# WHAT NEEDS TO BE DONE
Scan the entries below and give the number of lines containing "data", with no accompanying words.
[INPUT FOR THIS TASK]
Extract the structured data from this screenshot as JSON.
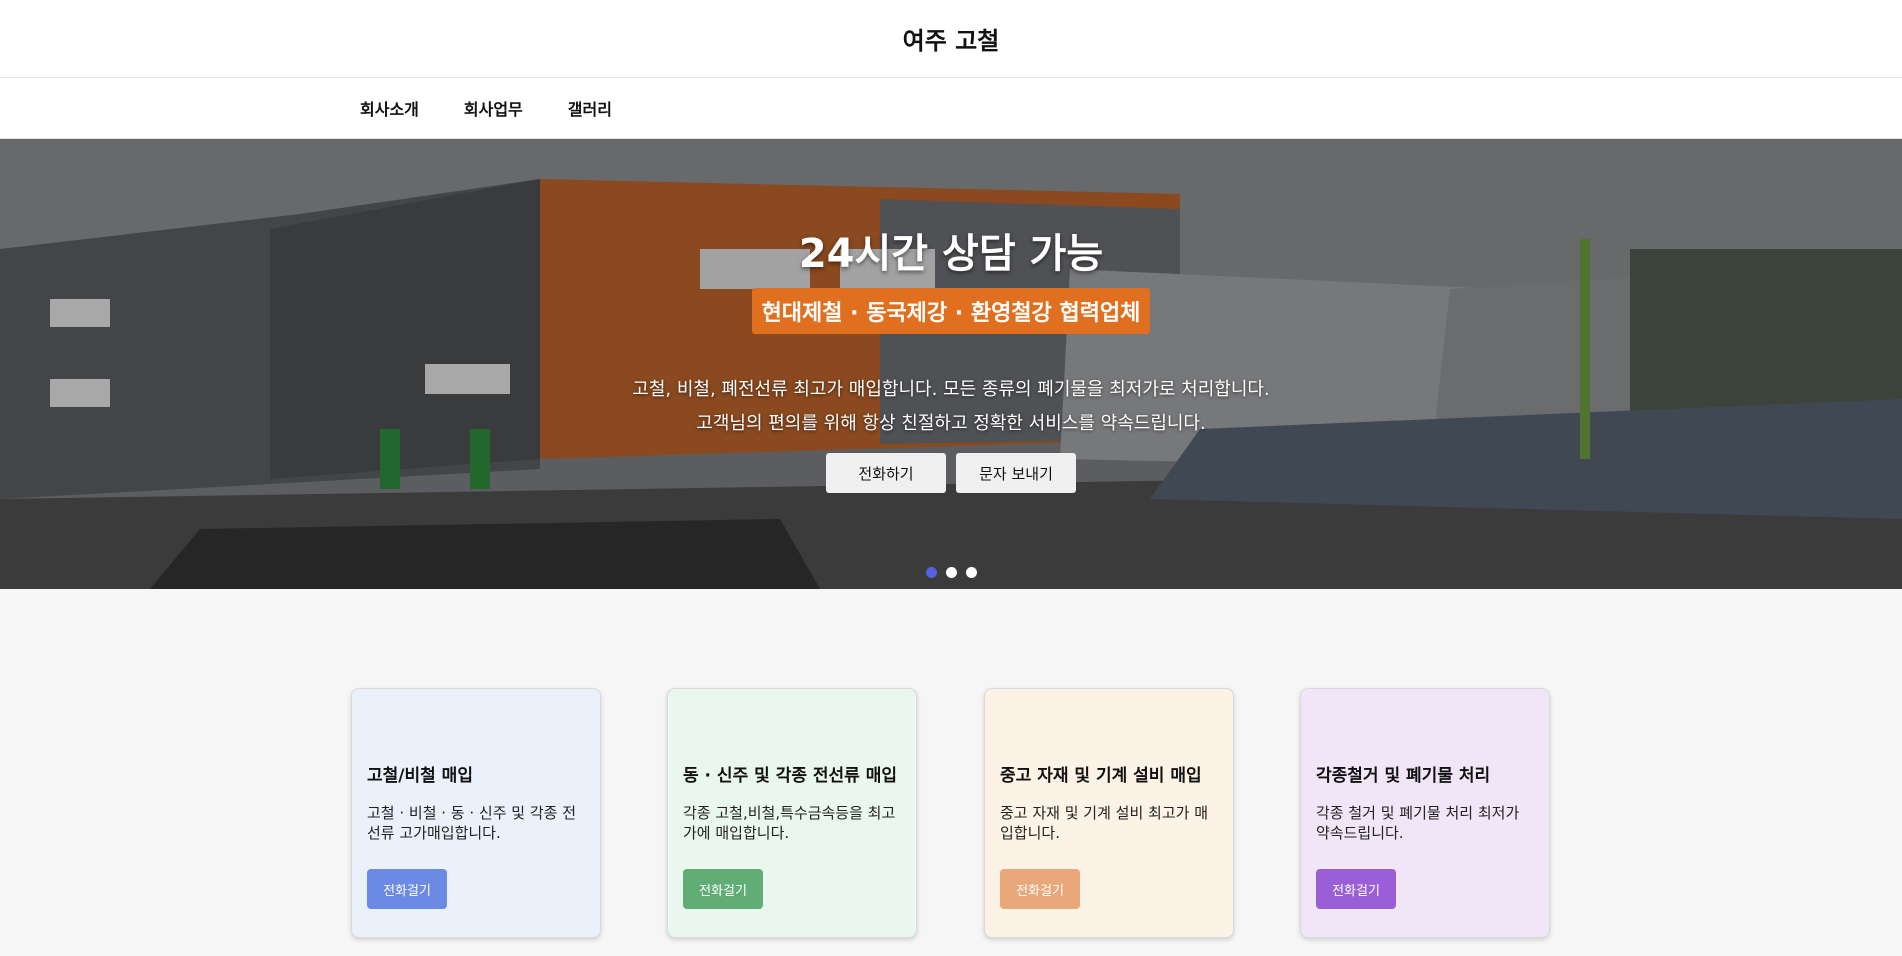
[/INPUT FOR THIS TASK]
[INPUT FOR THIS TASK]
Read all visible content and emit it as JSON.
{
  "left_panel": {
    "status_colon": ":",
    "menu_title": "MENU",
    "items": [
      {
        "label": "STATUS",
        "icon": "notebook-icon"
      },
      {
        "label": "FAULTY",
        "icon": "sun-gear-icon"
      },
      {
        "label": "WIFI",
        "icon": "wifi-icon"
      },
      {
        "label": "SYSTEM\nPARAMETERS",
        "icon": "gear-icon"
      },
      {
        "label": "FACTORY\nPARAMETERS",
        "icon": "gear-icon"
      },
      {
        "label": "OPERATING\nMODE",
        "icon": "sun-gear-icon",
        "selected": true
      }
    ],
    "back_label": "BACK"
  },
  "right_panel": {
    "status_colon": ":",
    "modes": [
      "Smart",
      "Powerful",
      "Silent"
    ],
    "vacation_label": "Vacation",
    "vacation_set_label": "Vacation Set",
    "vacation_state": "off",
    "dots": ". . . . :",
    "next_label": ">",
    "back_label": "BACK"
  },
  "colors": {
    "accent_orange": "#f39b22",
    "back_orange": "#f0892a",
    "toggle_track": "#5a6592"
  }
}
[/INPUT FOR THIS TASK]
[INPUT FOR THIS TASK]
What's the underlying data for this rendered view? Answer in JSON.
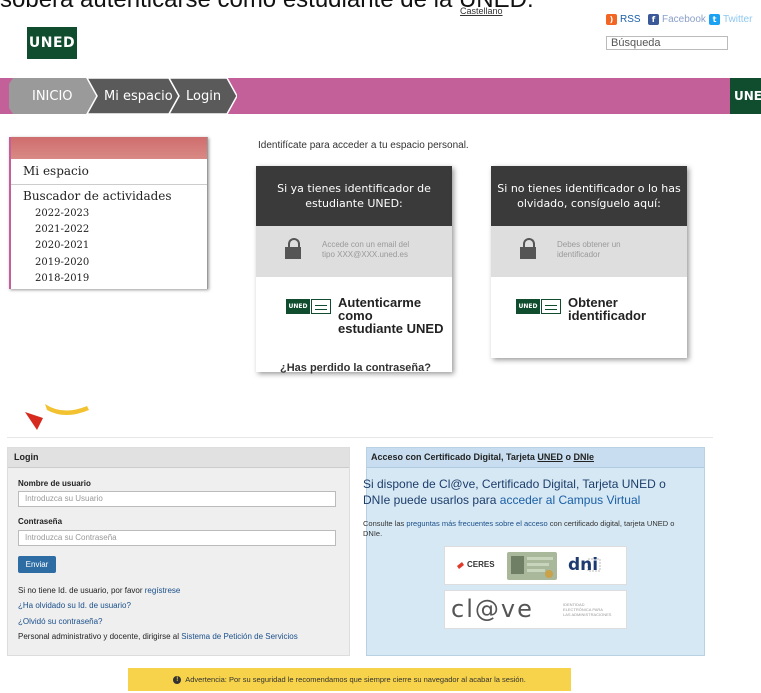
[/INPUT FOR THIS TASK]
# FINAL ANSWER
2